Listening or Playing – What The Piano Does To Your Brain

Listening or Playing – What The Piano Does To Your Brain

Music is a big part of our lives. Chances are you see how important it is every day. 

You turn up the volume of your favorite song, humming along, remembering a time from your past when it played a significant role. Maybe you danced to it at your high school prom. Or played it at your wedding. 

You might also play specific music depending on your mood. Do you have a playlist for when you’re happy? Or another playlist for when you’re sad? 

We all do. That’s because music plays a major part in our overall health, and we’re only just starting to realize its importance. Listening at safe volume levels is a great way to improve your health, raise your mood, and boost your creativity. 

But it’s not just listening. In fact, playing has its own added benefits. That’s why playing the piano is high on the list for adding creativity into a child’s life. And awareness is growing, showing it’s equally beneficial for adults to learn the piano too. 


Significant studies are being performed linking the power of music to memory. One study found that listening to favorite songs increases connectivity in the brain. They’re using it to further Alzheimer’s studies. Yet it’s not just listening; creating music improves memory skills. A study shows that musicians perform better in tasks requiring long-term memory skills.


One of the reasons we love building playlists is because it helps us change our mood. Throw on your “happy” music and feel the smile spread across your face. Or maybe put on your “sad” songs when you really need a good cry. We understand that music controls our moods, and learn to use them well. 

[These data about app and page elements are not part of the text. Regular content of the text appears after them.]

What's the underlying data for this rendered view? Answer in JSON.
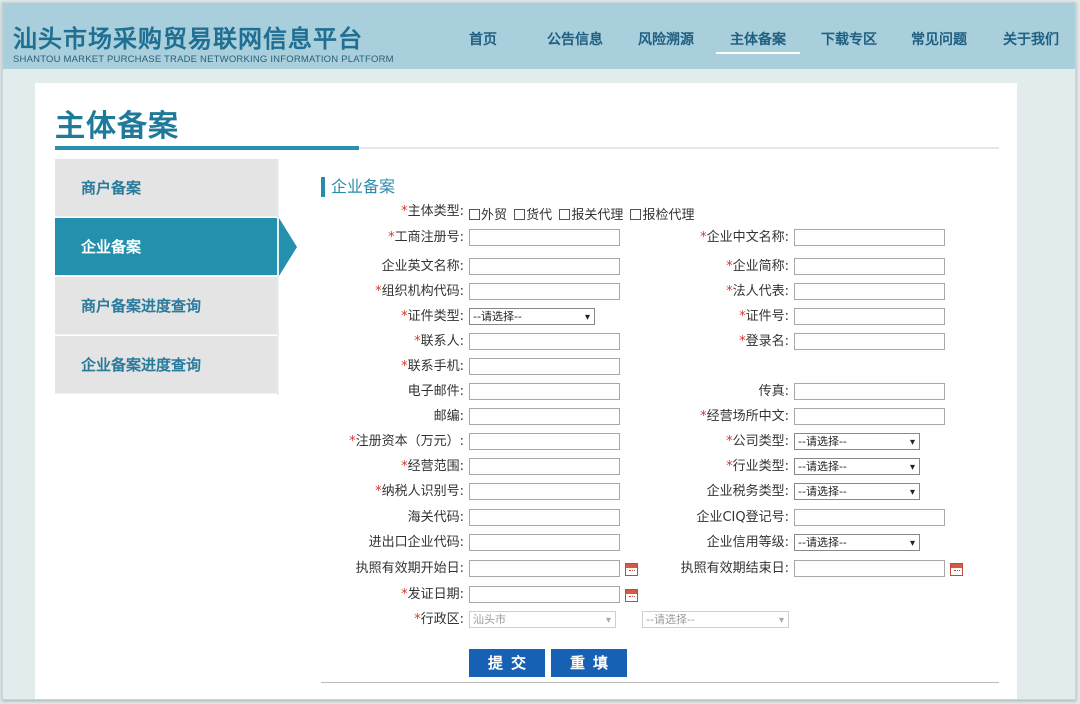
{
  "header": {
    "title": "汕头市场采购贸易联网信息平台",
    "subtitle": "SHANTOU MARKET PURCHASE TRADE NETWORKING INFORMATION PLATFORM"
  },
  "nav": {
    "items": [
      {
        "label": "首页"
      },
      {
        "label": "公告信息"
      },
      {
        "label": "风险溯源"
      },
      {
        "label": "主体备案"
      },
      {
        "label": "下载专区"
      },
      {
        "label": "常见问题"
      },
      {
        "label": "关于我们"
      }
    ],
    "active": "主体备案"
  },
  "page": {
    "title": "主体备案",
    "section_title": "企业备案"
  },
  "sidebar": {
    "items": [
      {
        "label": "商户备案"
      },
      {
        "label": "企业备案"
      },
      {
        "label": "商户备案进度查询"
      },
      {
        "label": "企业备案进度查询"
      }
    ],
    "active": "企业备案"
  },
  "form": {
    "entity_type": {
      "label": "主体类型:",
      "options": [
        "外贸",
        "货代",
        "报关代理",
        "报检代理"
      ]
    },
    "fields": {
      "reg_no": "工商注册号:",
      "cn_name": "企业中文名称:",
      "en_name": "企业英文名称:",
      "short_name": "企业简称:",
      "org_code": "组织机构代码:",
      "legal_rep": "法人代表:",
      "cert_type": "证件类型:",
      "cert_no": "证件号:",
      "contact": "联系人:",
      "login_name": "登录名:",
      "mobile": "联系手机:",
      "email": "电子邮件:",
      "fax": "传真:",
      "postcode": "邮编:",
      "biz_place_cn": "经营场所中文:",
      "reg_capital": "注册资本（万元）:",
      "company_type": "公司类型:",
      "biz_scope": "经营范围:",
      "industry_type": "行业类型:",
      "taxpayer_id": "纳税人识别号:",
      "tax_type": "企业税务类型:",
      "customs_code": "海关代码:",
      "ciq_no": "企业CIQ登记号:",
      "ie_code": "进出口企业代码:",
      "credit_level": "企业信用等级:",
      "license_start": "执照有效期开始日:",
      "license_end": "执照有效期结束日:",
      "issue_date": "发证日期:",
      "region": "行政区:"
    },
    "select_placeholder": "--请选择--",
    "region_city": "汕头市",
    "buttons": {
      "submit": "提交",
      "reset": "重填"
    }
  }
}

Playing the piano allows a musician to express emotions more profoundly. Instead of listening, it can involve the entire body, which in turn helps with better mental health. It’s a great way to control anxiety as you pound out your favorite tunes. 


When we have kids, we look for ways to give them every benefit. We hope to raise happy, healthy children. A popular belief for better emotional health often leads to The Mozart Effect, which simply states that regularly listening to Mozart’s Piano Sonata helped with better spatial reasoning. 

Studies show that students score significantly higher after listening to Mozart’s Sonata. But further studies have also demonstrated a larger gap between those who listen, and those who play. If you play the piano regularly, it can improve brain function. 


Listening to music is excellent for the brain, especially when you vary the input. Classical, jazz, or your favorite pop music can all have an effect. 

But if you want even greater benefits, sit down at the piano instead. Making music on the piano is a great way to increase brain power, and help keep you young at heart for life.